Data Sources: Medical examiner data were obtained by the Hamilton County Coroner’s Office for drug-related deaths for the first half of 2013, for comparison with death data from CYs 2009 to 2012. Data resulted from positive toxicology evidence of drug or alcohol use found in decedents. Cases were classified as accidental, suicide, or homicide. Drug or alcohol findings were not necessarily recorded as cause of death. Drug purity data were provided by the DEA, Cincinnati Resident Office, for CYs 2009–2013. Treatment admissions data were pro­vided by the Hamilton County Mental Health and Recovery Services Board for FY 2009, CYs 2010–2012, and the first half of CY 2013. Data were provided for publicly funded substance abuse treatment programs within Hamilton County only. Primary drug problem at admission was determined through billing data submitted by reporting agencies for FY 2009 and CY 2010–2011. Data were captured by group classification and not necessarily by specific drug type or route of administration. Primary drug at time of admission for CY 2012 and the first half of 2013 was captured in admissions reported to the Ohio Department of Alcohol and Drug Addiction Services (rather than through billing data as with earlier years). Exposure cases called in to poison control centers were provided by the Cincinnati Drug and Poison Information Center for CYs 2009–2013. Two call “types” are recorded—either drug information or actual human exposure to a product. Most exposures involved intentional abuse/misuse/suspected suicide, but all were captured in the data set. All exposure cases are for human cases only; animal cases were excluded, as were “confirmed” nonexposure cases. Drug seizure data were provided by the Cincinnati RENU for CYs 2009–2013. Forensic laboratory data were provided by NFLIS, DEA, for the first half of 2013. Drug purity data were provided by the DEA laboratory analysis center in Chicago for the Cincinnati region. Qualitative data came from focus group interviews conducted for the Ohio Substance Abuse Monitoring Project, funded by the Ohio Department of Alcohol and Drug Addiction Services for the last half of 2012. Methamphetamine clandestine laboratory data were provided by the Ohio Bureau of Criminal Investigation for FYs 2009–2013.

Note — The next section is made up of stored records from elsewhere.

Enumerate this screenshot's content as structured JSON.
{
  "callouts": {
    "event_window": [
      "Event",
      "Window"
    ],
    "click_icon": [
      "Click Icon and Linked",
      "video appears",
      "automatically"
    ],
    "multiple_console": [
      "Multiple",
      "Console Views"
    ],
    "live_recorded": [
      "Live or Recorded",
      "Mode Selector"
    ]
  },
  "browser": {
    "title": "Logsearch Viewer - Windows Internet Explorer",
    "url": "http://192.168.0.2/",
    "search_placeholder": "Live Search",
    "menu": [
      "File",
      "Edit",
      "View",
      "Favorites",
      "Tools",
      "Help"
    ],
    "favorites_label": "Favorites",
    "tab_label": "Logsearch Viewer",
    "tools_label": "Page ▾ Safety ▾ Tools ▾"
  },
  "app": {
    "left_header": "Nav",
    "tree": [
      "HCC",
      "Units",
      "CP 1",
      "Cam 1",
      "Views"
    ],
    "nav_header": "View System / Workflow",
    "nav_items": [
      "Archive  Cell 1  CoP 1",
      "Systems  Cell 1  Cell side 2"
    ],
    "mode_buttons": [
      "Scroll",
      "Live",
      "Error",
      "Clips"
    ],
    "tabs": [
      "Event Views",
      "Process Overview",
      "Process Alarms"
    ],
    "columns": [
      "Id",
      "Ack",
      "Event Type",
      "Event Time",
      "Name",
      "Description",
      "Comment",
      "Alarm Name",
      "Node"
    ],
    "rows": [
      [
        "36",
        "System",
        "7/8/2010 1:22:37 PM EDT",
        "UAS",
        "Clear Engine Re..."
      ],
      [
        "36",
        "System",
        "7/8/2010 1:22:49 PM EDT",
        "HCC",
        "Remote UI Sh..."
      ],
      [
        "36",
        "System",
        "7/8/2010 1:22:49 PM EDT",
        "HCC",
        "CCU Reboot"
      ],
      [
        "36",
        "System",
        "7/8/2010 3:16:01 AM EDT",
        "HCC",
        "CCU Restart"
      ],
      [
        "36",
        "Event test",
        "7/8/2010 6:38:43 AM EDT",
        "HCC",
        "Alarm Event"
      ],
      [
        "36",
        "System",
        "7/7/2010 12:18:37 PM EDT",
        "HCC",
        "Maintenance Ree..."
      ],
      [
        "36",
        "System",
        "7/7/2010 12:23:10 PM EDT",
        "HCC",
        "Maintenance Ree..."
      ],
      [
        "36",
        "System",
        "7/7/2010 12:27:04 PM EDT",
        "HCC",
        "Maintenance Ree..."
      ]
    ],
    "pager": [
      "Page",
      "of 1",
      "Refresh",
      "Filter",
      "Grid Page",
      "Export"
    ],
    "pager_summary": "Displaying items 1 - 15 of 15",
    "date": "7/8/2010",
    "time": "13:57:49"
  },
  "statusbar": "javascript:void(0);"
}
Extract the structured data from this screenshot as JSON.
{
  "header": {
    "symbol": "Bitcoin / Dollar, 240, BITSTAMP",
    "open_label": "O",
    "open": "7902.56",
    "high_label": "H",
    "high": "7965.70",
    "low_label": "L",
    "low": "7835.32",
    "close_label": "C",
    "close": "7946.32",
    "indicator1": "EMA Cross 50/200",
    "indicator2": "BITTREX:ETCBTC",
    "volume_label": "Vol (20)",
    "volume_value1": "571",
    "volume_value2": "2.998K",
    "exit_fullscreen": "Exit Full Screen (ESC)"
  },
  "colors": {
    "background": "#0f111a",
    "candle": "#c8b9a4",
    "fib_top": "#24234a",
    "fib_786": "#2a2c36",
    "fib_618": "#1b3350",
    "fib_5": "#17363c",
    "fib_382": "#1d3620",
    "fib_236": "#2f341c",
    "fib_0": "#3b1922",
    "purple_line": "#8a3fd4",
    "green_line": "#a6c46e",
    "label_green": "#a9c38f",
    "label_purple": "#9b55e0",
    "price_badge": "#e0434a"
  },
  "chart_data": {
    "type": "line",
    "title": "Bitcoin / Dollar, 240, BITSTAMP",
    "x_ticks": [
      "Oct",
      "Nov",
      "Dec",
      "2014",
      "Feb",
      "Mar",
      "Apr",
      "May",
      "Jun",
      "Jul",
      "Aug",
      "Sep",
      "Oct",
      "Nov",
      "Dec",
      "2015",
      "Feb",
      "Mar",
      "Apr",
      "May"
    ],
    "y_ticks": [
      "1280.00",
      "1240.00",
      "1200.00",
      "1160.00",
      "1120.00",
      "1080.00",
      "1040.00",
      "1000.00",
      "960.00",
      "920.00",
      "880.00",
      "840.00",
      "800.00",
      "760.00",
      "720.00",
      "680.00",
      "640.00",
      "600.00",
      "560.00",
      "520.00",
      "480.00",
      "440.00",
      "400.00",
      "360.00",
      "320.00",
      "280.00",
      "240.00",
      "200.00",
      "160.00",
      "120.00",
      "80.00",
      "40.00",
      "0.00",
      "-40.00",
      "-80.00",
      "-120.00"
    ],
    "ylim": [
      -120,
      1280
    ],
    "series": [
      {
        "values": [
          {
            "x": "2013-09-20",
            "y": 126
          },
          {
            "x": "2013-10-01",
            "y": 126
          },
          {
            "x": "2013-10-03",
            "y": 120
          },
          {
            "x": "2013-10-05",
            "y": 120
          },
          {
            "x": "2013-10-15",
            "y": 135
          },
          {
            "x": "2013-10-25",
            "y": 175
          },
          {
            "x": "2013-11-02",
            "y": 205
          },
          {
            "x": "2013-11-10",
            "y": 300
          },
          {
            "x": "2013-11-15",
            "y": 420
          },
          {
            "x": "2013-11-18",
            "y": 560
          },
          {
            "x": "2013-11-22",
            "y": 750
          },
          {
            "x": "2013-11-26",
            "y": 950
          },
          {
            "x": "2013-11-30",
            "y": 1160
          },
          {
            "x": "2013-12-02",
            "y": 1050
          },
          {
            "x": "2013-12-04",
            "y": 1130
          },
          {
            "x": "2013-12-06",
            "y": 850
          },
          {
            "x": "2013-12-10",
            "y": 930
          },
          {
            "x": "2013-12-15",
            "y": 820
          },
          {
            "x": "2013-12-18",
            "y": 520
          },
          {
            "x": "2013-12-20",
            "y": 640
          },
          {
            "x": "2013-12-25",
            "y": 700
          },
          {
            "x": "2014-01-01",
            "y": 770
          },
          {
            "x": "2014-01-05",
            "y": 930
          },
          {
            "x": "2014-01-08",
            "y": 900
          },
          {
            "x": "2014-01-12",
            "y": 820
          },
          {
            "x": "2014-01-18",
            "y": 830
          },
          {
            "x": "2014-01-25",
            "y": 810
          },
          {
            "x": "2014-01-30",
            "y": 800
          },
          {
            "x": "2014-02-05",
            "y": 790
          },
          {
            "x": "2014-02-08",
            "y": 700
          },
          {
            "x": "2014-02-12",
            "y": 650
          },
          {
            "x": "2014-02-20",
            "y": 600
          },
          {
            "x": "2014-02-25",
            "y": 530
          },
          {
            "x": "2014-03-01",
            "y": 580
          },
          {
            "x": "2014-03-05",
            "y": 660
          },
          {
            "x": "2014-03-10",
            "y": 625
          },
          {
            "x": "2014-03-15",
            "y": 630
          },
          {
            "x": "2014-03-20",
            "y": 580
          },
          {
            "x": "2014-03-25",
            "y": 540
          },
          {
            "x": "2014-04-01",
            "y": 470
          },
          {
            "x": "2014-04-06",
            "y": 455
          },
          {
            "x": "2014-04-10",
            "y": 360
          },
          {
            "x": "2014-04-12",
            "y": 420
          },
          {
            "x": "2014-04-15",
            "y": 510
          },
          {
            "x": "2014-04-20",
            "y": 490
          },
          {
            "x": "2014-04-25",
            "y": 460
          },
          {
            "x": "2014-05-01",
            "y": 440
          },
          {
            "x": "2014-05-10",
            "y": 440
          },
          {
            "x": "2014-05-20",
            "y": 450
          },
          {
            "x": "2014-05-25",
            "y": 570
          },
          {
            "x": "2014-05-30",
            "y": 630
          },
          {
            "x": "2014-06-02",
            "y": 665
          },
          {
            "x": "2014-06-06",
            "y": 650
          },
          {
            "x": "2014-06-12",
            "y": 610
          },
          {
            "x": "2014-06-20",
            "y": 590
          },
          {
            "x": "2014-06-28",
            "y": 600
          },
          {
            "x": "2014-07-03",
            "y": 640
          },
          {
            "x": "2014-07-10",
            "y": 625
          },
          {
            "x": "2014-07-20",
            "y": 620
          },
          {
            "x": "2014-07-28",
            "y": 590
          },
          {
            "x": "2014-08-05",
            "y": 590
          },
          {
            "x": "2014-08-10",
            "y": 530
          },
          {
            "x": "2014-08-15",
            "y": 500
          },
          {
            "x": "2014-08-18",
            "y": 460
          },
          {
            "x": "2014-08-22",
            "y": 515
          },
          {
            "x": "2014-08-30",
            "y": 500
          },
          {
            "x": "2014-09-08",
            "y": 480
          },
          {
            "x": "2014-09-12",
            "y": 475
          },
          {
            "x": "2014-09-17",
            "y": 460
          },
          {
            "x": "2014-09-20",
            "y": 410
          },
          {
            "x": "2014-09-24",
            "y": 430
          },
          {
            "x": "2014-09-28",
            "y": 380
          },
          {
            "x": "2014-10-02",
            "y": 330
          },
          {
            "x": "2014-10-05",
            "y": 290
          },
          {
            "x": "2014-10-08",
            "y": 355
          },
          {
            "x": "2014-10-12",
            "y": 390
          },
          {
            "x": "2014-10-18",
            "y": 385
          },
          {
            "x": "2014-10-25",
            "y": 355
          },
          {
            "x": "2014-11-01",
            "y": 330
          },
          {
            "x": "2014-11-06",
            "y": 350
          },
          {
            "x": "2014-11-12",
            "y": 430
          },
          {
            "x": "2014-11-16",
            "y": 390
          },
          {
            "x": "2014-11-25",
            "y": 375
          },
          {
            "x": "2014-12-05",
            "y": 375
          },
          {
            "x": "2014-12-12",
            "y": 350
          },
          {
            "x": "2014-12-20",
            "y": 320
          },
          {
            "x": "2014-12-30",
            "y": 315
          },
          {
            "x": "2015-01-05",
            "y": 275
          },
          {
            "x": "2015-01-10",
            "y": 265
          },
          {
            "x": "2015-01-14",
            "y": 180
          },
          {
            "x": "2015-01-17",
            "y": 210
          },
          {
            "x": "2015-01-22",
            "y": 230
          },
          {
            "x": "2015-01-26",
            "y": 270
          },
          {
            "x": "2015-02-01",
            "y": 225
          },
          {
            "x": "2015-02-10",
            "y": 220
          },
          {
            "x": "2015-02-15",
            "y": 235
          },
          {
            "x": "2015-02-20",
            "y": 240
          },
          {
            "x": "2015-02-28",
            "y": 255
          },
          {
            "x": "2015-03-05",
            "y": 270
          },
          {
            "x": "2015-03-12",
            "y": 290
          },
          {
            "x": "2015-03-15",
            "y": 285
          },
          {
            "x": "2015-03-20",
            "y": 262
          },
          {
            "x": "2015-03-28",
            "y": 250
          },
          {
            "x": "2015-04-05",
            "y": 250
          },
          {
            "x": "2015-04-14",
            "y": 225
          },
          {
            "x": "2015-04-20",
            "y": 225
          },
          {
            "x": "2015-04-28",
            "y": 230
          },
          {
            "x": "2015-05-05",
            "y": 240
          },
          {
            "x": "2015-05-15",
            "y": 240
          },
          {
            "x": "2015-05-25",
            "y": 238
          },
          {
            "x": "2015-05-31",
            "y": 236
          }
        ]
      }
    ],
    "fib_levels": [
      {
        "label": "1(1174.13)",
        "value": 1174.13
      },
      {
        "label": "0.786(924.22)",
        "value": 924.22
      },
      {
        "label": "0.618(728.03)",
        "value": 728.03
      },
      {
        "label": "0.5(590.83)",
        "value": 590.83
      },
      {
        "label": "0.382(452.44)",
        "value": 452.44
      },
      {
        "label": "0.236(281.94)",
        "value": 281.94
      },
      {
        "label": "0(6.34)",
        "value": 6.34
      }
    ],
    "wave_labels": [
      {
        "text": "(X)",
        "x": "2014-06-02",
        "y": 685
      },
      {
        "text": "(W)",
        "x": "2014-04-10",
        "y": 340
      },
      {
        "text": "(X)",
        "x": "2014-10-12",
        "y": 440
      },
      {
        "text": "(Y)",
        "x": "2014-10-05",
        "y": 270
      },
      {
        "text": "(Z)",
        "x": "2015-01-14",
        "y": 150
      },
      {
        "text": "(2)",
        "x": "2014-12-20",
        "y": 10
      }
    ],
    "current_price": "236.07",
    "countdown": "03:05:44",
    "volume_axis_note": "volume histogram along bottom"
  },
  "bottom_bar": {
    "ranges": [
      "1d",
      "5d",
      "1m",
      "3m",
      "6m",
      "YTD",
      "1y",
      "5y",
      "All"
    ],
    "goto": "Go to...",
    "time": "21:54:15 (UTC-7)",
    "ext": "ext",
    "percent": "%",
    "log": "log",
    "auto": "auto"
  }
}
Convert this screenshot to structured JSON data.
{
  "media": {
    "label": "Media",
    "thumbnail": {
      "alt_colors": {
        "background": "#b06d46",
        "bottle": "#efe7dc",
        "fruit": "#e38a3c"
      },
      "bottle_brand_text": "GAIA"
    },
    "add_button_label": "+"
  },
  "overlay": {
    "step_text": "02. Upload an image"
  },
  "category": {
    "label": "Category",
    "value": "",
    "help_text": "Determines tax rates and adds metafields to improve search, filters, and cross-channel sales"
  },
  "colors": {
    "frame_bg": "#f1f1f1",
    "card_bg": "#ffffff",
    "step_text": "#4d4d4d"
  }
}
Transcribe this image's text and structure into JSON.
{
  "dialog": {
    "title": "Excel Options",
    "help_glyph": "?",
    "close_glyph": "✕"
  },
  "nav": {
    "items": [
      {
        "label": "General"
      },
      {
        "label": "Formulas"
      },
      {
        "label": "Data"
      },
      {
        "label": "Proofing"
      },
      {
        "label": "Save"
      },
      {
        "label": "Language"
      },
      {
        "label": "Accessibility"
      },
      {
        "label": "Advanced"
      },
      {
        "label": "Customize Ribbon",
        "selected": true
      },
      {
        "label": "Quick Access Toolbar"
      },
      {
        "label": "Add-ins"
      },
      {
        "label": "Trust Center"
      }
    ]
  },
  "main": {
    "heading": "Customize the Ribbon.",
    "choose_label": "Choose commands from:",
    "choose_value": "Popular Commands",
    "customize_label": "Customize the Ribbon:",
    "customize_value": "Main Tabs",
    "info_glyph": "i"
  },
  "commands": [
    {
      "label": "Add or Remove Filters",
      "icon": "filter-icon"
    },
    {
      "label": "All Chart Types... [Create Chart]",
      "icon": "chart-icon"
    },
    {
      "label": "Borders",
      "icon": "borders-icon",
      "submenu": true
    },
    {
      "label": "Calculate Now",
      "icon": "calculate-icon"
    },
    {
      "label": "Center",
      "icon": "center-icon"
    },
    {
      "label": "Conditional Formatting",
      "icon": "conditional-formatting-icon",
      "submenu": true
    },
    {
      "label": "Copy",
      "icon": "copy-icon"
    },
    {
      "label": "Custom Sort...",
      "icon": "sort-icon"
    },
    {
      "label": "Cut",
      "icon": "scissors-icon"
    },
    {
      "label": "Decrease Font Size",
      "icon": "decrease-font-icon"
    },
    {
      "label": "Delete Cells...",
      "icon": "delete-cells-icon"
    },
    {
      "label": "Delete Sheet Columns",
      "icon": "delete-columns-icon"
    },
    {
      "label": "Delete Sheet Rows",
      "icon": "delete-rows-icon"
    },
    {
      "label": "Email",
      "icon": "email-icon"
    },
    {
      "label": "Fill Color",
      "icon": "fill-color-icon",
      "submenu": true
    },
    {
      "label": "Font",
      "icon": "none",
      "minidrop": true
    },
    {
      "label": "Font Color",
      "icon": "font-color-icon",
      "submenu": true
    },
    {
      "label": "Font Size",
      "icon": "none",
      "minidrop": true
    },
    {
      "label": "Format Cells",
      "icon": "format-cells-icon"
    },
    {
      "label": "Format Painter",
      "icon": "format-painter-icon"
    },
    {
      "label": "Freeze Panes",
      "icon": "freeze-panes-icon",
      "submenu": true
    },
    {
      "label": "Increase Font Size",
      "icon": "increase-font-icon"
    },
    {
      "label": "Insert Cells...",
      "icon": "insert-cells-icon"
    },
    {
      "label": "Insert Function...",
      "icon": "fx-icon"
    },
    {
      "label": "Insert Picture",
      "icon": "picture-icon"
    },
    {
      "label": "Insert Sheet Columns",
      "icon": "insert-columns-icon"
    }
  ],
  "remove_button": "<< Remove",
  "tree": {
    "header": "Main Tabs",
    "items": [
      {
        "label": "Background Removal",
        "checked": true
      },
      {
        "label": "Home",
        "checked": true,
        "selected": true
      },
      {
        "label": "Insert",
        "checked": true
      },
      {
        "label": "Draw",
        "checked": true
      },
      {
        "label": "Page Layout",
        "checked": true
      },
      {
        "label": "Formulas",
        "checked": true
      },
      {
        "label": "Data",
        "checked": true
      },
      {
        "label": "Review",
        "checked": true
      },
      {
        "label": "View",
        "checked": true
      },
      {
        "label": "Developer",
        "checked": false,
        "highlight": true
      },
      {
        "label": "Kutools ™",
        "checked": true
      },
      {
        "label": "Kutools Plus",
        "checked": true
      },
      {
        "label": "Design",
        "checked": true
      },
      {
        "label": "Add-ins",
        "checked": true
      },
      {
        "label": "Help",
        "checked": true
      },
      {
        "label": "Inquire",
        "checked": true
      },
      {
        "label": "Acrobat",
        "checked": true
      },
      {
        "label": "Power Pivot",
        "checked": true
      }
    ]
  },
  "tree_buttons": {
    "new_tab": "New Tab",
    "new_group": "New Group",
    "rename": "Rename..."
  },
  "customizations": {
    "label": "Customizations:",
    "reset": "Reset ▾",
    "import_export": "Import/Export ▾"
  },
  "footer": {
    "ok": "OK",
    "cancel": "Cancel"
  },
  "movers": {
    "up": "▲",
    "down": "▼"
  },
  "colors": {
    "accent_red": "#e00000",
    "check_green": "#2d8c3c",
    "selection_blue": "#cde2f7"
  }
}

For inquiries concerning this report, please contact Jan Scaglione, Pharm.D., M.T., D.ABAT, Clinical Toxi­cologist, Cincinnati Children’s Hospital Medical Center, Cincinnati Drug and Poison Information Center, 3333 Burnet Ave., ML-9004, Cincinnati, Ohio 45229, Phone: 513–636–5060, Fax: 513–636–5072, E-mail: jan.scaglione@cchmc.org.

This page was last updated February 2014